The Erie venue was absolutely top-notch. The packet-pick up was smooth and efficient, 99% of the volunteers were absolutely outstanding, the pacing crew was super-professional and I found the other runners to be really nice and gracious. I bumped elbows a few times with other runners, and stepped on one guy’s feet, and perhaps it was my effusive apologies, but no one batted an eye. It wasn’t what I was expecting – everyone was so very nice.

Subway sandwiches, chocolate mile, the banana (of course) and water galore was at the end waiting for everyone. There were ambulances on the peninsula so it took a while for the buses to get in and out of the runner return area to go back to parking, but everyone seemed to be understanding. The race wasn’t overloaded with amenities but it felt very much like a small-town race.

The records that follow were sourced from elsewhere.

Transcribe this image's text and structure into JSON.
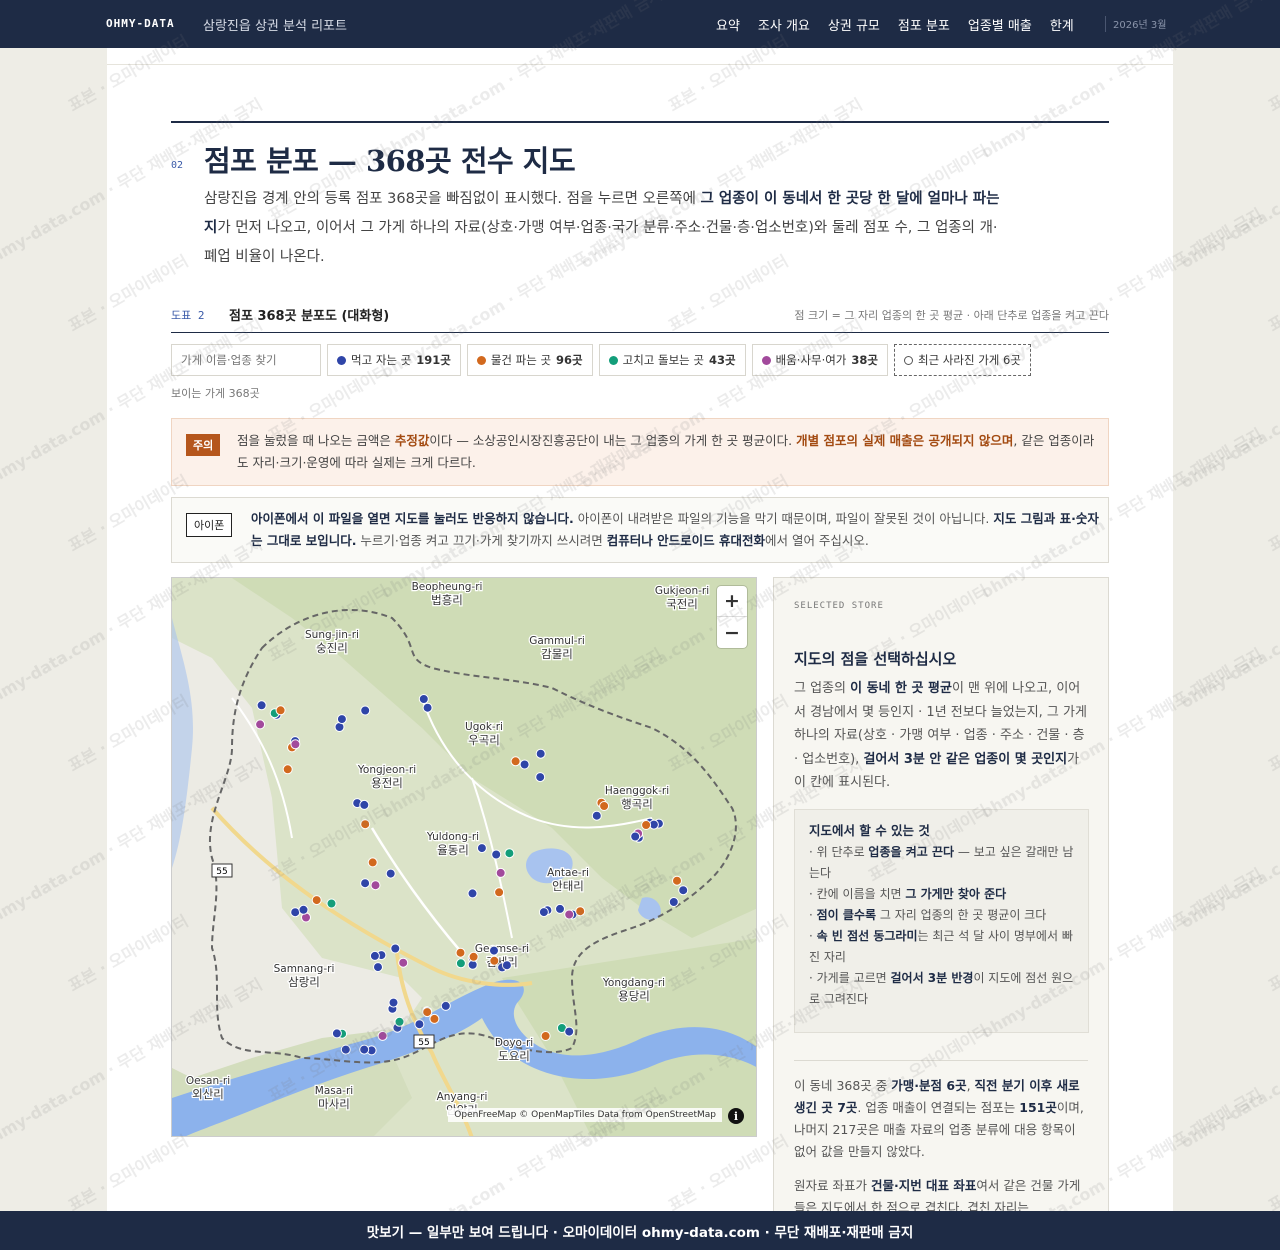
{
  "nav": {
    "brand": "OHMY-DATA",
    "report_name": "삼랑진읍 상권 분석 리포트",
    "links": [
      "요약",
      "조사 개요",
      "상권 규모",
      "점포 분포",
      "업종별 매출",
      "한계"
    ],
    "date": "2026년 3월"
  },
  "section": {
    "number": "02",
    "title": "점포 분포 — 368곳 전수 지도",
    "intro_1": "삼랑진읍 경계 안의 등록 점포 368곳을 빠짐없이 표시했다. 점을 누르면 오른쪽에 ",
    "intro_bold": "그 업종이 이 동네서 한 곳당 한 달에 얼마나 파는지",
    "intro_2": "가 먼저 나오고, 이어서 그 가게 하나의 자료(상호·가맹 여부·업종·국가 분류·주소·건물·층·업소번호)와 둘레 점포 수, 그 업종의 개·폐업 비율이 나온다."
  },
  "figure": {
    "number": "도표 2",
    "title": "점포 368곳 분포도 (대화형)",
    "note": "점 크기 = 그 자리 업종의 한 곳 평균 · 아래 단추로 업종을 켜고 끈다"
  },
  "filters": {
    "search_placeholder": "가게 이름·업종 찾기",
    "chips": [
      {
        "label": "먹고 자는 곳",
        "count": "191곳",
        "color": "#2f45a8"
      },
      {
        "label": "물건 파는 곳",
        "count": "96곳",
        "color": "#d2691e"
      },
      {
        "label": "고치고 돌보는 곳",
        "count": "43곳",
        "color": "#139e7a"
      },
      {
        "label": "배움·사무·여가",
        "count": "38곳",
        "color": "#a24a9c"
      }
    ],
    "closed_chip": "최근 사라진 가게 6곳",
    "visible_count": "보이는 가게 368곳"
  },
  "warning": {
    "tag": "주의",
    "text_1": "점을 눌렀을 때 나오는 금액은 ",
    "hl_1": "추정값",
    "text_2": "이다 — 소상공인시장진흥공단이 내는 그 업종의 가게 한 곳 평균이다. ",
    "hl_2": "개별 점포의 실제 매출은 공개되지 않으며",
    "text_3": ", 같은 업종이라도 자리·크기·운영에 따라 실제는 크게 다르다."
  },
  "ios": {
    "tag": "아이폰",
    "b1": "아이폰에서 이 파일을 열면 지도를 눌러도 반응하지 않습니다.",
    "t1": " 아이폰이 내려받은 파일의 기능을 막기 때문이며, 파일이 잘못된 것이 아닙니다. ",
    "b2": "지도 그림과 표·숫자는 그대로 보입니다.",
    "t2": " 누르기·업종 켜고 끄기·가게 찾기까지 쓰시려면 ",
    "b3": "컴퓨터나 안드로이드 휴대전화",
    "t3": "에서 열어 주십시오."
  },
  "map": {
    "zoom_in": "+",
    "zoom_out": "−",
    "attribution": "OpenFreeMap © OpenMapTiles Data from OpenStreetMap",
    "info": "i",
    "road_55a": "55",
    "road_55b": "55",
    "places": [
      {
        "en": "Beopheung-ri",
        "ko": "법흥리"
      },
      {
        "en": "Gukjeon-ri",
        "ko": "국전리"
      },
      {
        "en": "Sung-jin-ri",
        "ko": "숭진리"
      },
      {
        "en": "Gammul-ri",
        "ko": "감물리"
      },
      {
        "en": "Ugok-ri",
        "ko": "우곡리"
      },
      {
        "en": "Yongjeon-ri",
        "ko": "용전리"
      },
      {
        "en": "Haenggok-ri",
        "ko": "행곡리"
      },
      {
        "en": "Yuldong-ri",
        "ko": "율동리"
      },
      {
        "en": "Antae-ri",
        "ko": "안태리"
      },
      {
        "en": "Geomse-ri",
        "ko": "검세리"
      },
      {
        "en": "Samnang-ri",
        "ko": "삼랑리"
      },
      {
        "en": "Yongdang-ri",
        "ko": "용당리"
      },
      {
        "en": "Doyo-ri",
        "ko": "도요리"
      },
      {
        "en": "Oesan-ri",
        "ko": "외산리"
      },
      {
        "en": "Masa-ri",
        "ko": "마사리"
      },
      {
        "en": "Anyang-ri",
        "ko": "안양리"
      }
    ]
  },
  "panel": {
    "kicker": "SELECTED STORE",
    "title": "지도의 점을 선택하십시오",
    "desc_1": "그 업종의 ",
    "desc_b1": "이 동네 한 곳 평균",
    "desc_2": "이 맨 위에 나오고, 이어서 경남에서 몇 등인지 · 1년 전보다 늘었는지, 그 가게 하나의 자료(상호 · 가맹 여부 · 업종 · 주소 · 건물 · 층 · 업소번호), ",
    "desc_b2": "걸어서 3분 안 같은 업종이 몇 곳인지",
    "desc_3": "가 이 칸에 표시된다.",
    "howto_title": "지도에서 할 수 있는 것",
    "howto": [
      {
        "pre": "· 위 단추로 ",
        "b": "업종을 켜고 끈다",
        "post": " — 보고 싶은 갈래만 남는다"
      },
      {
        "pre": "· 칸에 이름을 치면 ",
        "b": "그 가게만 찾아 준다",
        "post": ""
      },
      {
        "pre": "· ",
        "b": "점이 클수록",
        "post": " 그 자리 업종의 한 곳 평균이 크다"
      },
      {
        "pre": "· ",
        "b": "속 빈 점선 동그라미",
        "post": "는 최근 석 달 사이 명부에서 빠진 자리"
      },
      {
        "pre": "· 가게를 고르면 ",
        "b": "걸어서 3분 반경",
        "post": "이 지도에 점선 원으로 그려진다"
      }
    ],
    "stat_1": "이 동네 368곳 중 ",
    "stat_b1": "가맹·분점 6곳",
    "stat_2": ", ",
    "stat_b2": "직전 분기 이후 새로 생긴 곳 7곳",
    "stat_3": ". 업종 매출이 연결되는 점포는 ",
    "stat_b3": "151곳",
    "stat_4": "이며, 나머지 217곳은 매출 자료의 업종 분류에 대응 항목이 없어 값을 만들지 않았다.",
    "coord_1": "원자료 좌표가 ",
    "coord_b1": "건물·지번 대표 좌표",
    "coord_2": "여서 같은 건물 가게들은 지도에서 한 점으로 겹친다. 겹친 자리는"
  },
  "watermark": {
    "a": "표본 · 오마이데이터",
    "b": "ohmy-data.com · 무단 재배포·재판매 금지"
  },
  "footer": "맛보기 — 일부만 보여 드립니다 · 오마이데이터 ohmy-data.com · 무단 재배포·재판매 금지"
}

One of the biggest things about the Erie Marathon that they advertise is that they are a “Fast Course.” Their website said that last year nearly 40% of their finishers Qualified for Boston. I’m not sure what that will come out to this year with the cut-off changes, but in my age group it appears that 33 out of 111 finishers, or about 30% of the 45 – 49-year-old males had a Boston-Qualifying time this year. I’d say their reputation as a fast course is safe.

What’s Next

For me it’s the waiting game to see if 3:07 is enough for Boston. I have at least 10 days to figure that out.

As far as running, I liked this so much, that if I don’t beat the cut-off, I’m likely to make the drive up again next year to try again at this same race. The elevation was about the flattest that I’ve ever seen for a marathon, and the constant water stations were so crucial in packing light. There wasn’t a ton of crowd support, but I found my peeps, and that was good enough for me.

This post was generated using a somewhat helpful tool that has been banned by the mods, and therefore is not being referenced in anyway.